Happy 2.0

I've come to learn that the key to happiness as a mother is learning to roll with the punches. Sounds easy, right? Clearly you don't know me very well.

For the first thirty-some-odd years of my life, I lived squarely in the realm of black and white. I like straight lines, military corners, right-and-wrong answers. As I've grown older, and perhaps a tad bit wiser, I'm learning to embrace the gray. And parenting, my friends, is ALL about the gray.

It would be GREAT if there were some handy-dandy notebook that popped out with your kid (right before the placenta maybe, so the doctor doesn't accidentally leave it all up in there), giving you simple step-by-step instructions on how to raise a happy, healthy, well-adjusted child. The rules would be uniform, one-size-fits-all. A simple cause-effect equation to good kids, happy families.

The problem, I've come to find, is that children are actually people and not clock radios (although mine wake me each morning like clockwork!). While they may all come with mostly the same parts, each are wired differently. They respond differently to uniform stimulus. Their moods, reactions and general demeanor can vary wildly from day-to-day (often moment-to-moment).

I've written about treating my kids like little employees - using the skills that have made me successful in the corporate realm to drive parenting success. The challenge with this approach (although it seemed utterly BRILLIANT at the time), is that it espouses the children-as-tiny-adults theory. That clear guidelines, timelines, consequences and repercussions will result in performance. The problem is that kids are not simply little adults. Their emotional intelligence and cognitive wiring are works-in-progress, and as parents it is our ultimate job to shepherd them through that development. This takes patience, empathy and a great deal of coffee (sometimes vodka...).

So, I have a new theory of parenting success. I will pick my battles. I will focus on the things that matter most and let the chips fall where they may for the other details. I used to agonize so much over developing the perfect approach to feeding, teaching, bathing and entertaining my kids that I often focused more on the schedule than actually enjoying my family. I was doing, not being. Treating parenthood as a never-ending to-do list, and missing the way that my boys interact like those old cranky guys up in the balcony on The Muppet Show. How Victor's smile lights up the room as soon as he wakes in the morning (very, very early in the morning...). How Angel can read the emotion of a room intuitively, and does his best to break up any tension with a joke or well-timed fart. How their eyes light up every time I walk into a room. How the word "Mommy!" at the end of an impossible day can be most beautiful sound in the world.

The BadAssMama is learning to live, love and laugh in the gray. I am better for it, and I know that my family is happier because of it.

And so am I...
April @ The 21st Century Housewife said...

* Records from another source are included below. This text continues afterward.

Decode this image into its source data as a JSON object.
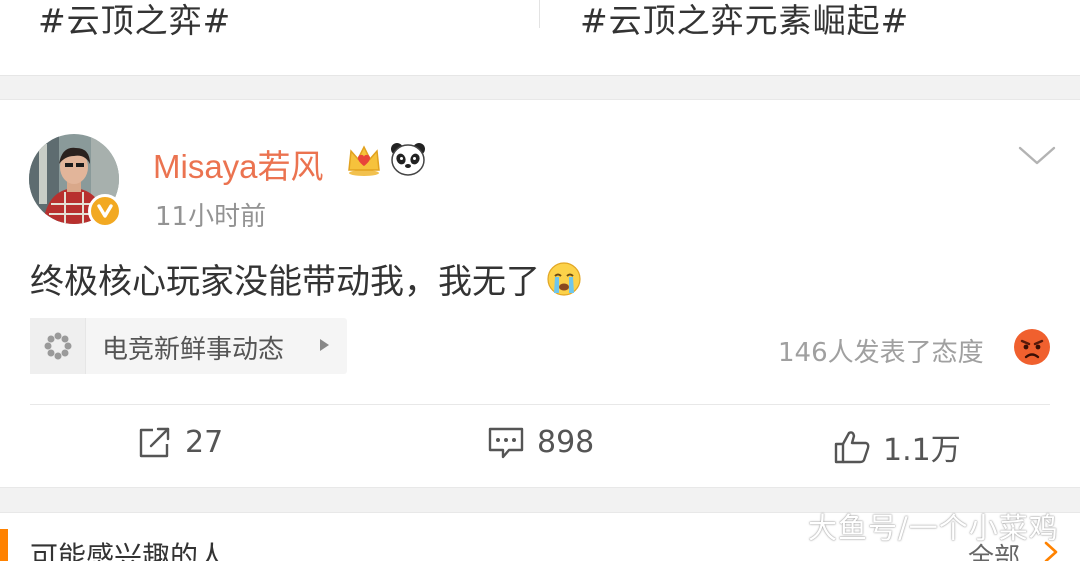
{
  "topics": {
    "left": "#云顶之弈#",
    "right": "#云顶之弈元素崛起#"
  },
  "post": {
    "user_name": "Misaya若风",
    "time": "11小时前",
    "text": "终极核心玩家没能带动我，我无了",
    "tag_label": "电竞新鲜事动态",
    "attitude_text": "146人发表了态度",
    "actions": {
      "repost_count": "27",
      "comment_count": "898",
      "like_count": "1.1万"
    }
  },
  "recommend": {
    "title": "可能感兴趣的人",
    "see_all": "全部"
  },
  "watermark": "大鱼号/一个小菜鸡",
  "colors": {
    "username": "#eb7350",
    "accent": "#ff8200",
    "verify_badge": "#f2a922"
  },
  "icons": [
    "crown-icon",
    "panda-icon",
    "chevron-down-icon",
    "crying-emoji-icon",
    "spinner-icon",
    "angry-emoji-icon",
    "repost-icon",
    "comment-icon",
    "like-icon",
    "chevron-right-icon"
  ]
}
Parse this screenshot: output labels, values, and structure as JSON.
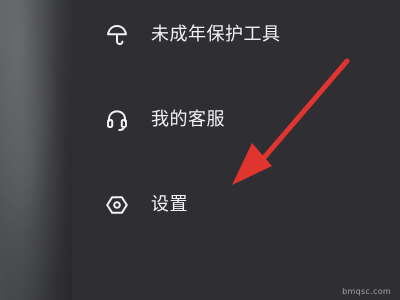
{
  "menu": {
    "items": [
      {
        "label": "未成年保护工具",
        "icon": "umbrella-icon"
      },
      {
        "label": "我的客服",
        "icon": "headset-icon"
      },
      {
        "label": "设置",
        "icon": "settings-hexagon-icon"
      }
    ]
  },
  "watermark": {
    "text": "bmqsc.com"
  },
  "colors": {
    "drawer_background": "#2f2f33",
    "menu_text": "#f2f2f2",
    "arrow": "#e0342f"
  }
}
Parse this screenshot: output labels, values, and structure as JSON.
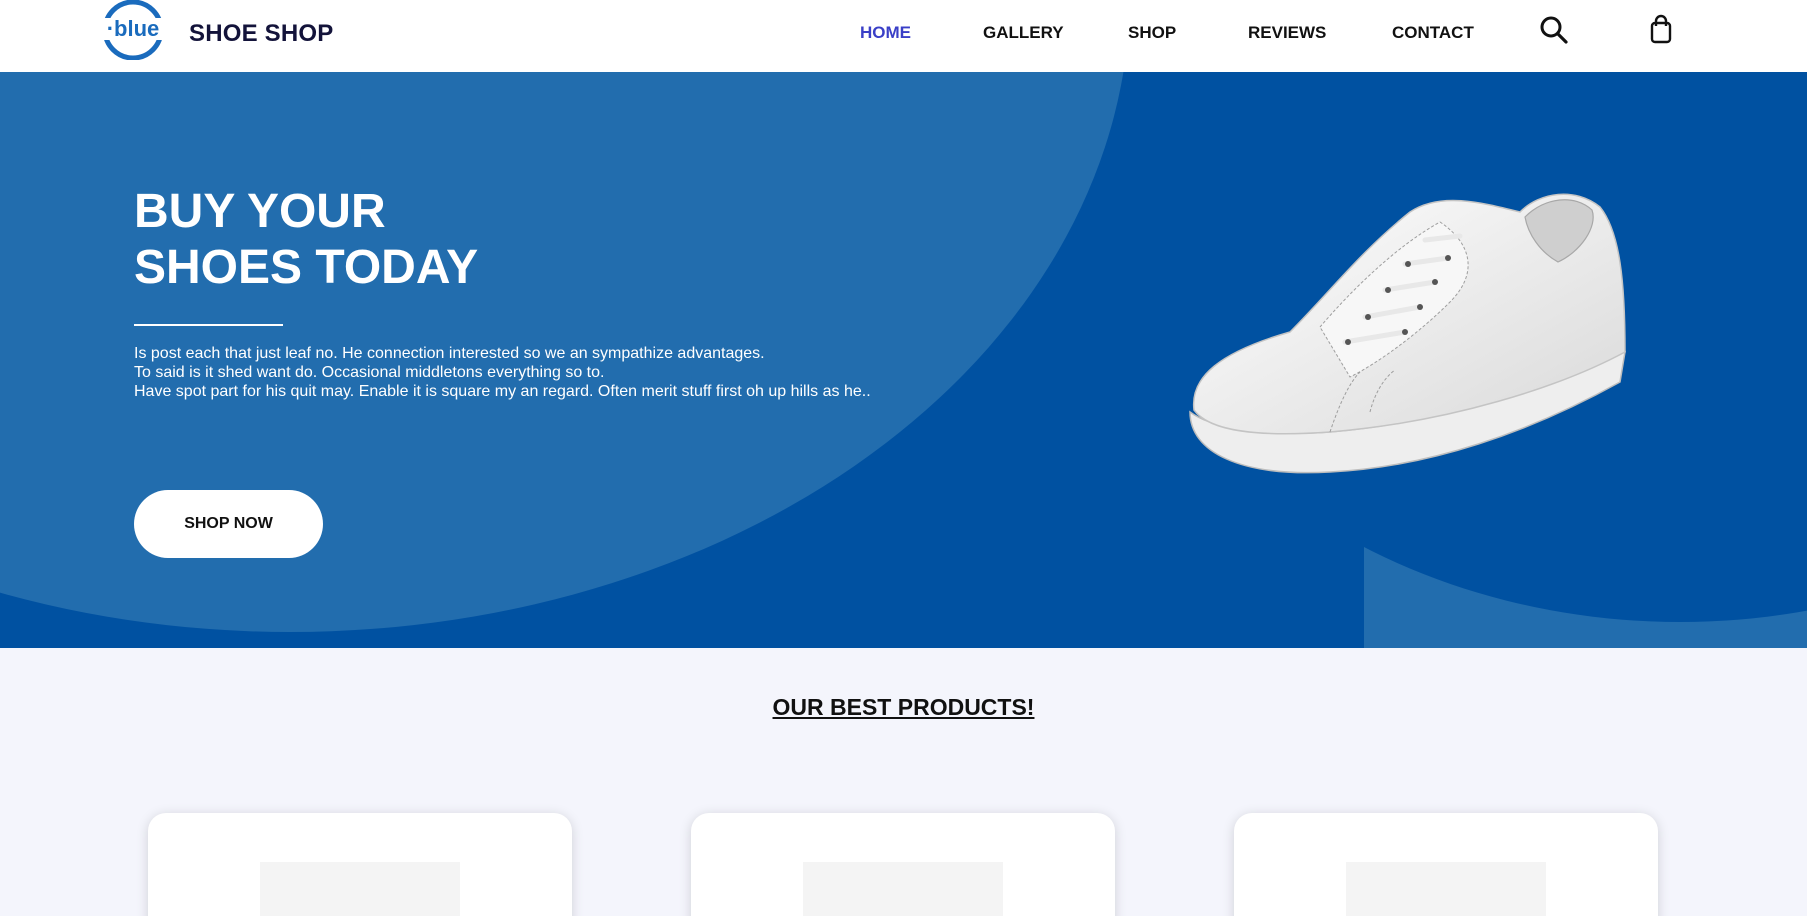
{
  "header": {
    "logo_text": "·blue",
    "brand": "SHOE SHOP",
    "nav": [
      {
        "label": "HOME",
        "active": true
      },
      {
        "label": "GALLERY",
        "active": false
      },
      {
        "label": "SHOP",
        "active": false
      },
      {
        "label": "REVIEWS",
        "active": false
      },
      {
        "label": "CONTACT",
        "active": false
      }
    ],
    "icons": [
      "search-icon",
      "shopping-bag-icon"
    ]
  },
  "hero": {
    "title_line1": "BUY YOUR",
    "title_line2": "SHOES TODAY",
    "text_lines": [
      "Is post each that just leaf no. He connection interested so we an sympathize advantages.",
      "To said is it shed want do. Occasional middletons everything so to.",
      "Have spot part for his quit may. Enable it is square my an regard. Often merit stuff first oh up hills as he.."
    ],
    "cta": "SHOP NOW"
  },
  "products": {
    "title": "OUR BEST PRODUCTS!"
  },
  "colors": {
    "hero_dark": "#0051a1",
    "hero_light": "#226dae",
    "nav_active": "#3a3fc7",
    "page_bg": "#f4f5fc"
  }
}
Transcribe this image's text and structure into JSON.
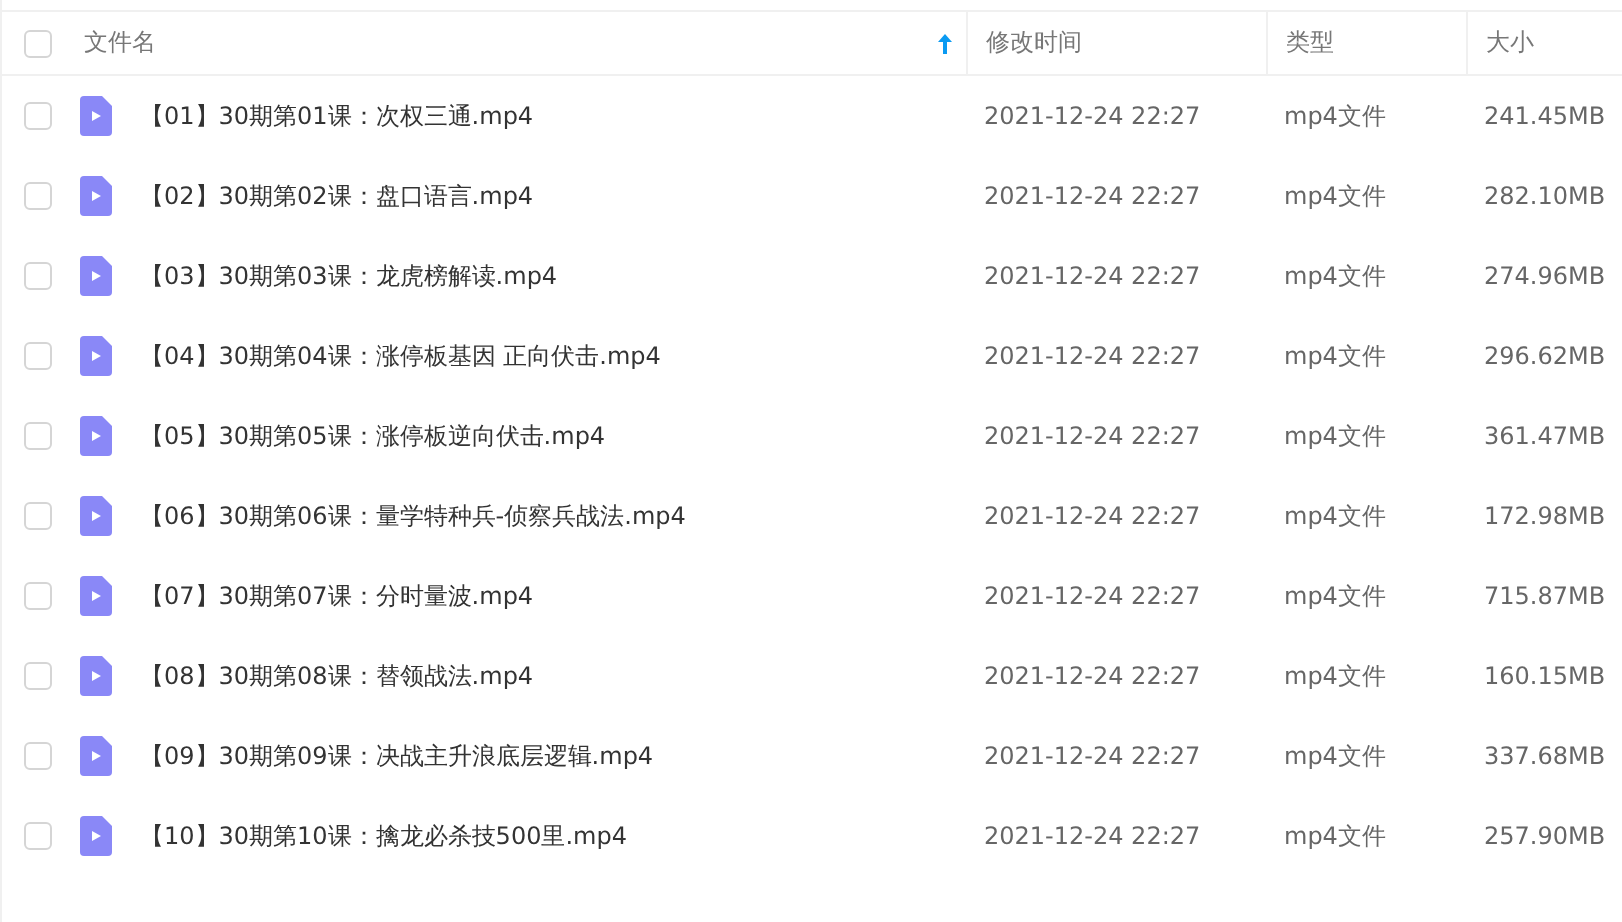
{
  "table": {
    "select_all": {
      "checked": false
    },
    "columns": [
      {
        "label": "文件名",
        "sorted": true
      },
      {
        "label": "修改时间",
        "sorted": false
      },
      {
        "label": "类型",
        "sorted": false
      },
      {
        "label": "大小",
        "sorted": false
      }
    ],
    "rows": [
      {
        "checked": false,
        "name": "【01】30期第01课：次权三通.mp4",
        "modified": "2021-12-24 22:27",
        "type": "mp4文件",
        "size": "241.45MB"
      },
      {
        "checked": false,
        "name": "【02】30期第02课：盘口语言.mp4",
        "modified": "2021-12-24 22:27",
        "type": "mp4文件",
        "size": "282.10MB"
      },
      {
        "checked": false,
        "name": "【03】30期第03课：龙虎榜解读.mp4",
        "modified": "2021-12-24 22:27",
        "type": "mp4文件",
        "size": "274.96MB"
      },
      {
        "checked": false,
        "name": "【04】30期第04课：涨停板基因 正向伏击.mp4",
        "modified": "2021-12-24 22:27",
        "type": "mp4文件",
        "size": "296.62MB"
      },
      {
        "checked": false,
        "name": "【05】30期第05课：涨停板逆向伏击.mp4",
        "modified": "2021-12-24 22:27",
        "type": "mp4文件",
        "size": "361.47MB"
      },
      {
        "checked": false,
        "name": "【06】30期第06课：量学特种兵-侦察兵战法.mp4",
        "modified": "2021-12-24 22:27",
        "type": "mp4文件",
        "size": "172.98MB"
      },
      {
        "checked": false,
        "name": "【07】30期第07课：分时量波.mp4",
        "modified": "2021-12-24 22:27",
        "type": "mp4文件",
        "size": "715.87MB"
      },
      {
        "checked": false,
        "name": "【08】30期第08课：替领战法.mp4",
        "modified": "2021-12-24 22:27",
        "type": "mp4文件",
        "size": "160.15MB"
      },
      {
        "checked": false,
        "name": "【09】30期第09课：决战主升浪底层逻辑.mp4",
        "modified": "2021-12-24 22:27",
        "type": "mp4文件",
        "size": "337.68MB"
      },
      {
        "checked": false,
        "name": "【10】30期第10课：擒龙必杀技500里.mp4",
        "modified": "2021-12-24 22:27",
        "type": "mp4文件",
        "size": "257.90MB"
      }
    ]
  }
}
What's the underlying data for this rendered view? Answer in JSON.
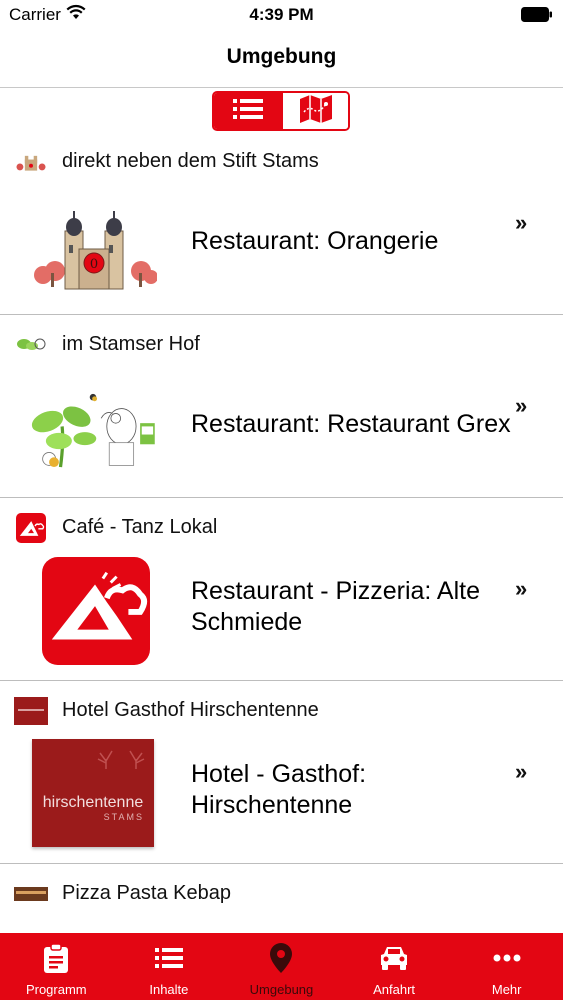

Love this post! Kids are definitely not little adults, although it took me a while to realise it too. Schedules never worked for me either. I agree, when it comes to raising kids, grey is definitely the way to go - it's so much more fun! And it works too - my kid is 18, and he's turned out fine :)

Team Suzanne said...

Well, I've heard several times now that gray is the new black, so maybe you're right back where you started? I don't think so, though. I agree that learning to let go of the small stuff, control less and live more--is the key.

I've often guessed that this is the key advantage of very large families. If you've got four or more kids--you no longer have a choice (I would guess) about whether to organize this or control that. You're outnumbered, it's chaos, and you just hold on for dear life. With only two kids, it's possible to control a lot, so I still try, even though a lot of stuff is probably best just left to chaos.

Sometimes choices confine us--and there would be some relief in losing the option to control. A faster route to where you're trying to get.

Post a Comment